Could increasing your credit vocabulary improve your financial well-being? Test your knowledge of these nine important terms that can help you maintain healthy credit — and get the most from your credit card experience.
Credit card companies may charge interest in exchange for letting you carry balances. You may avoid an Interest Charge on purchases if you pay your balance in full each month. However, if you pay less than the full balance, an Interest Charge may be added to your account. The Annual Percentage Rate is a measure of the cost of credit, expressed as a yearly rate. The higher the APR, the more that you will pay.
You may hear this phrase used everywhere, but here's a quick explanation of the financial definition: the "bottom line" is your monthly income less your monthly expenses.
You may be able to transfer a balance from one credit card to another, usually to take advantage of a lower interest rate. Transfers are limited to the available credit on the receiving card.
If you think your bill is wrong, write to your credit card issuer at the address listed on your statement, within 60 days of receiving the first statement where the error appeared. The credit card issuer must acknowledge your letter within 30 days, and correct the error or explain why they think the statement was correct within two Billing Cycles, but no later than 90 days after the receipt of your letter.
And here's a tip to help your dispute: If you notify the credit card issuer of a possible error in writing, you may not have to pay the amount in question while it is investigated. (Though you do have to pay the rest of your bill.)
Many credit card issuers give you a Grace Period on Purchases if you pay your balance on your statement by the due date each month. If you don't, you may not get a Grace Period on Purchases until you pay the balance by the due date for two months in a row.

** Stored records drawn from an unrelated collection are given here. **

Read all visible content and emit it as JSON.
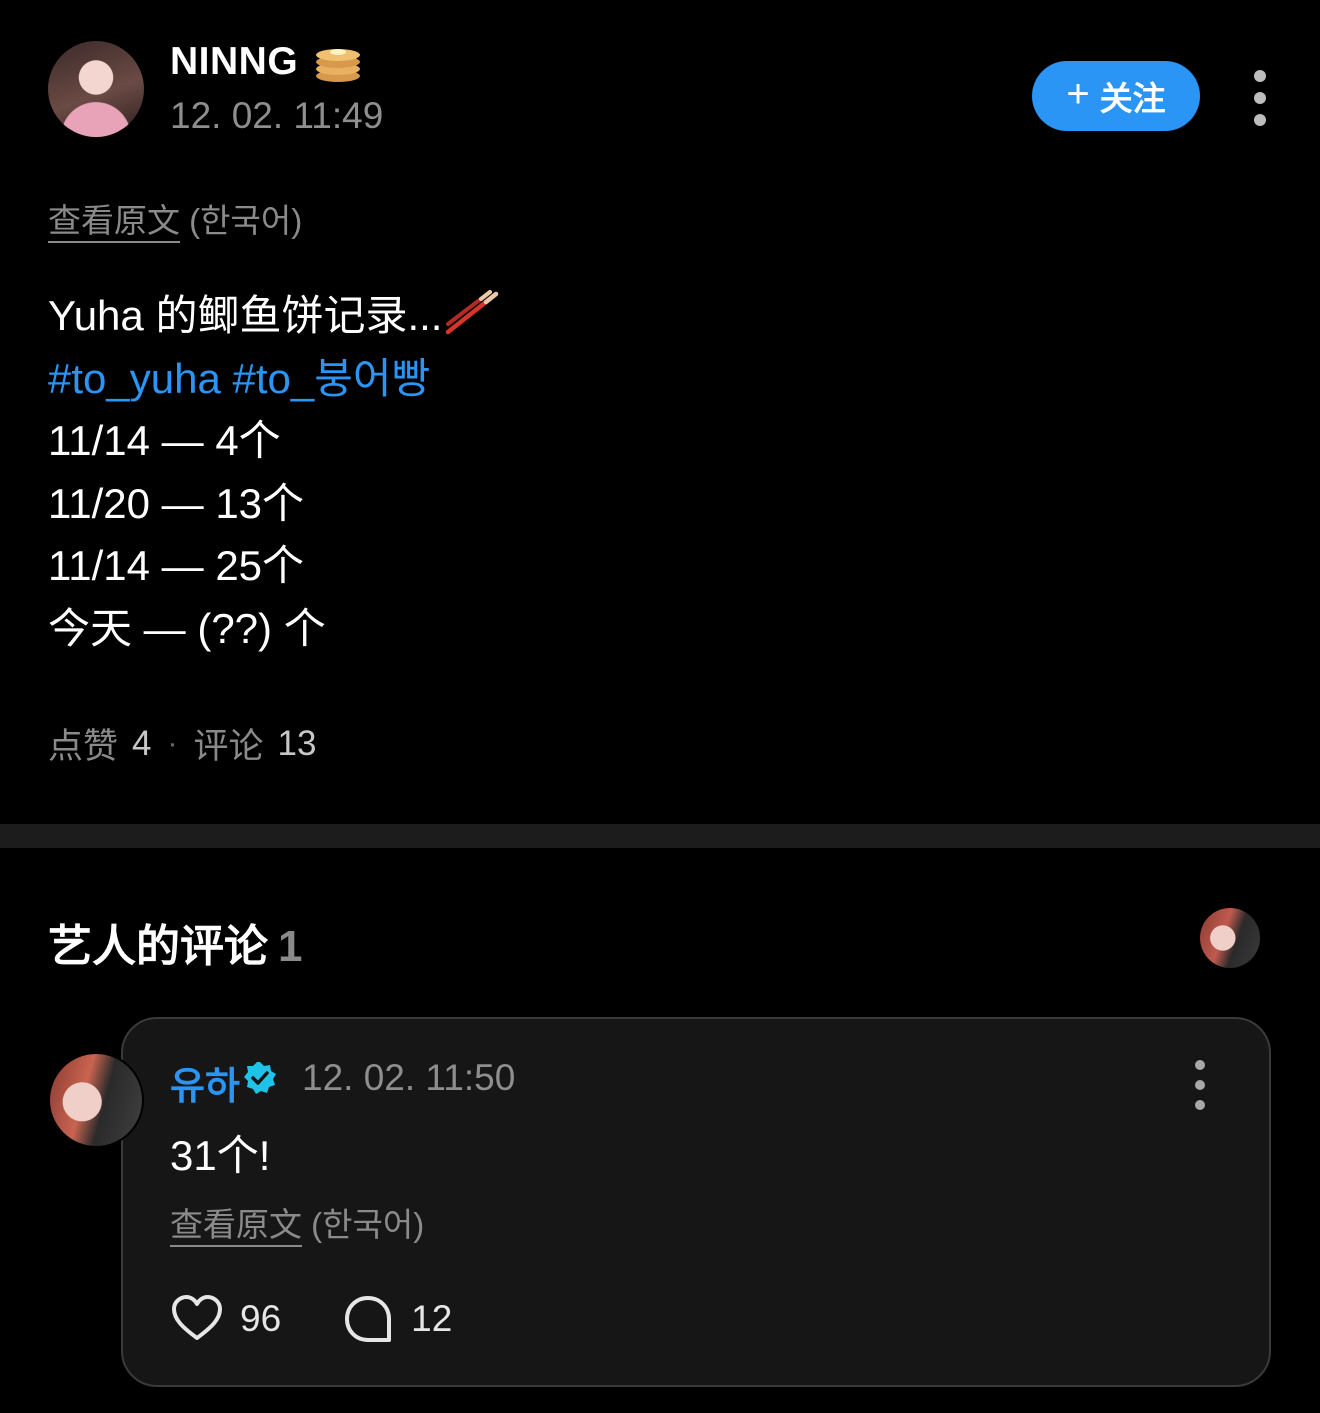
{
  "post": {
    "author": "NINNG",
    "timestamp": "12. 02. 11:49",
    "follow_label": "关注",
    "translate_link": "查看原文",
    "translate_lang": "(한국어)",
    "title_line": "Yuha 的鲫鱼饼记录...",
    "hashtags": [
      "#to_yuha",
      "#to_붕어빵"
    ],
    "lines": [
      "11/14 — 4个",
      "11/20 — 13个",
      "11/14 — 25个",
      "今天 — (??) 个"
    ],
    "likes_label": "点赞",
    "likes_count": "4",
    "comments_label": "评论",
    "comments_count": "13"
  },
  "artist_comments": {
    "title": "艺人的评论",
    "count": "1",
    "comment": {
      "author": "유하",
      "timestamp": "12. 02. 11:50",
      "text": "31个!",
      "translate_link": "查看原文",
      "translate_lang": "(한국어)",
      "likes": "96",
      "replies": "12"
    }
  },
  "colors": {
    "accent": "#2a95f5",
    "background": "#000000",
    "muted": "#8a8a8a",
    "card": "#161616"
  },
  "icons": [
    "pancake-icon",
    "plus-icon",
    "more-icon",
    "chopsticks-icon",
    "verified-icon",
    "heart-icon",
    "comment-icon"
  ]
}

A Secured Card is a credit card that is collateralized, or partially collateralized, by a cash deposit held in a special savings account or certificate of deposit. Some banks may require that the deposit remain in the account until the credit line is closed or the bank decides security is no longer necessary. The credit line on the card may sometimes equal to the amount of the deposit. If the cardmember defaults on the card, the issuer may apply the deposit towards the outstanding balance.
A Variable Interest Rate is an interest rate that changes based on an economic index such as the Prime Rate or the U.S. LIBOR Rate. For example, a variable rate credit card with an interest rate like "Prime + 5.9%" means that the interest on the card is based upon the Prime Rate plus an additional 5.9%.
Not entirely sure how Prime Rates are calculated? Read on.
The Prime Rate is the interest rate that some major banks charge to many of their best corporate borrowers. Each bank sets its own Prime Rate, though because the rate is so competitive, sometimes the rate is the same at all banks.
For consumer loans — including credit cards — banks and other lenders may use the Prime Rate as a base for calculating variable interest rates. For example, a credit card might carry an Annual Percentage Rate (APR) based upon the Prime Rate + 7.4%. If the Prime Rate today is 3.25%, the rate on the loan will be 10.65% (3.25% + 7.4% = 10.65%). If the Prime Rate drops to 3% when the price on the loan is next evaluated, the rate on the loan may go down to 10.4% (3% + 7.4% = 10.4%).
Never again will Revolving Credit make your head spin. Simply put, it's a credit agreement that allows consumers to pay all or part of the outstanding balance on a line of credit or credit card. As the balance is paid off, it becomes available again to use for another purchase or Cash Advance.
Looking for more definitions? Check out Citi's A to Z glossary of the most commonly used credit terms here.